◆ TASK REQUIREMENTS: Filter the records below for the word "Coin". Copy each line that holds it.

····················

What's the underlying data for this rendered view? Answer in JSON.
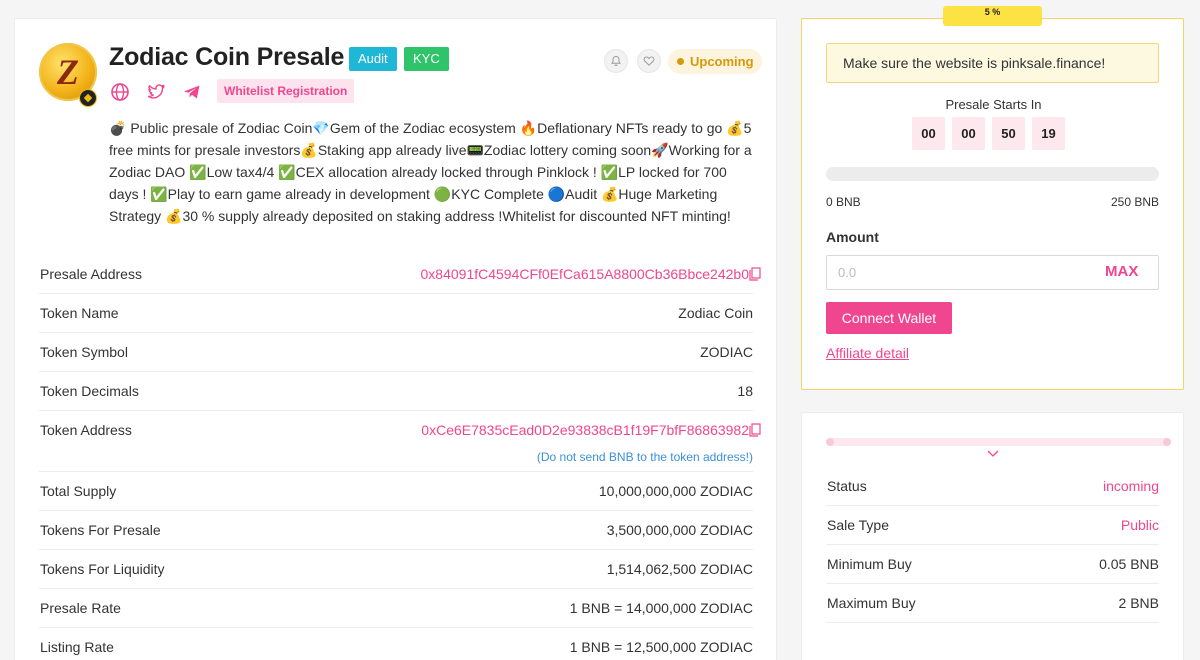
{
  "header": {
    "title": "Zodiac Coin Presale",
    "logo_letter": "Z",
    "tags": {
      "audit": "Audit",
      "kyc": "KYC"
    },
    "status": "Upcoming",
    "whitelist_label": "Whitelist Registration"
  },
  "description": "💣 Public presale of Zodiac Coin💎Gem of the Zodiac ecosystem 🔥Deflationary NFTs ready to go 💰5 free mints for presale investors💰Staking app already live📟Zodiac lottery coming soon🚀Working for a Zodiac DAO ✅Low tax4/4 ✅CEX allocation already locked through Pinklock ! ✅LP locked for 700 days ! ✅Play to earn game already in development 🟢KYC Complete 🔵Audit 💰Huge Marketing Strategy 💰30 % supply already deposited on staking address !Whitelist for discounted NFT minting!",
  "details": [
    {
      "label": "Presale Address",
      "value": "0x84091fC4594CFf0EfCa615A8800Cb36Bbce242b0",
      "link": true,
      "copy": true
    },
    {
      "label": "Token Name",
      "value": "Zodiac Coin"
    },
    {
      "label": "Token Symbol",
      "value": "ZODIAC"
    },
    {
      "label": "Token Decimals",
      "value": "18"
    },
    {
      "label": "Token Address",
      "value": "0xCe6E7835cEad0D2e93838cB1f19F7bfF86863982",
      "link": true,
      "copy": true,
      "note": "(Do not send BNB to the token address!)"
    },
    {
      "label": "Total Supply",
      "value": "10,000,000,000 ZODIAC"
    },
    {
      "label": "Tokens For Presale",
      "value": "3,500,000,000 ZODIAC"
    },
    {
      "label": "Tokens For Liquidity",
      "value": "1,514,062,500 ZODIAC"
    },
    {
      "label": "Presale Rate",
      "value": "1 BNB = 14,000,000 ZODIAC"
    },
    {
      "label": "Listing Rate",
      "value": "1 BNB = 12,500,000 ZODIAC"
    }
  ],
  "buy_panel": {
    "badge": "5 %",
    "alert": "Make sure the website is pinksale.finance!",
    "starts_label": "Presale Starts In",
    "countdown": [
      "00",
      "00",
      "50",
      "19"
    ],
    "progress": 0,
    "min_label": "0 BNB",
    "max_label": "250 BNB",
    "amount_label": "Amount",
    "amount_placeholder": "0.0",
    "max_button": "MAX",
    "connect_button": "Connect Wallet",
    "affiliate_link": "Affiliate detail"
  },
  "status_panel": {
    "rows": [
      {
        "label": "Status",
        "value": "incoming",
        "pink": true
      },
      {
        "label": "Sale Type",
        "value": "Public",
        "pink": true
      },
      {
        "label": "Minimum Buy",
        "value": "0.05 BNB"
      },
      {
        "label": "Maximum Buy",
        "value": "2 BNB"
      }
    ]
  },
  "colors": {
    "accent": "#f0468f",
    "warning": "#d59a0a",
    "audit": "#1fb7d6",
    "kyc": "#2fc36a",
    "badge": "#fde243"
  }
}
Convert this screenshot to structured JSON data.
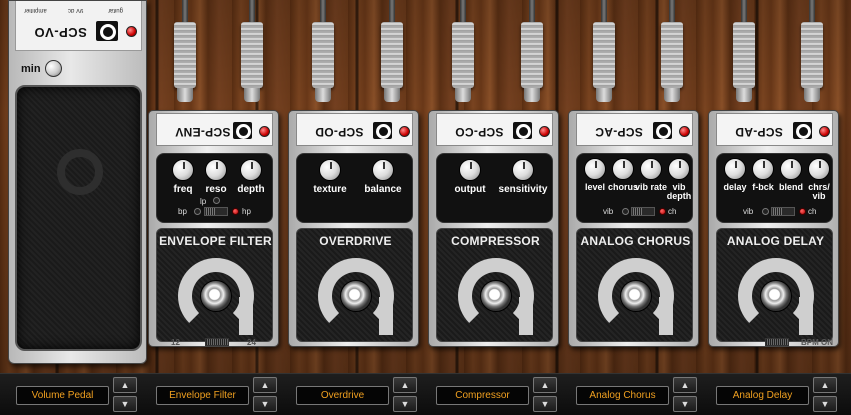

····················

◆ TASK ANSWER:
    "title": "Zodiac Coin Presale",
  "description": "💣 Public presale of Zodiac Coin💎Gem of the Zodiac ecosystem 🔥Deflationary NFTs ready to go 💰5 free mints for presale investors💰Staking app already live📟Zodiac lottery coming soon🚀Working for a Zodiac DAO ✅Low tax4/4 ✅CEX allocation already locked through Pinklock ! ✅LP locked for 700 days ! ✅Play to earn game already in development 🟢KYC Complete 🔵Audit 💰Huge Marketing Strategy 💰30 % supply already deposited on staking address !Whitelist for discounted NFT minting!",
      "value": "Zodiac Coin"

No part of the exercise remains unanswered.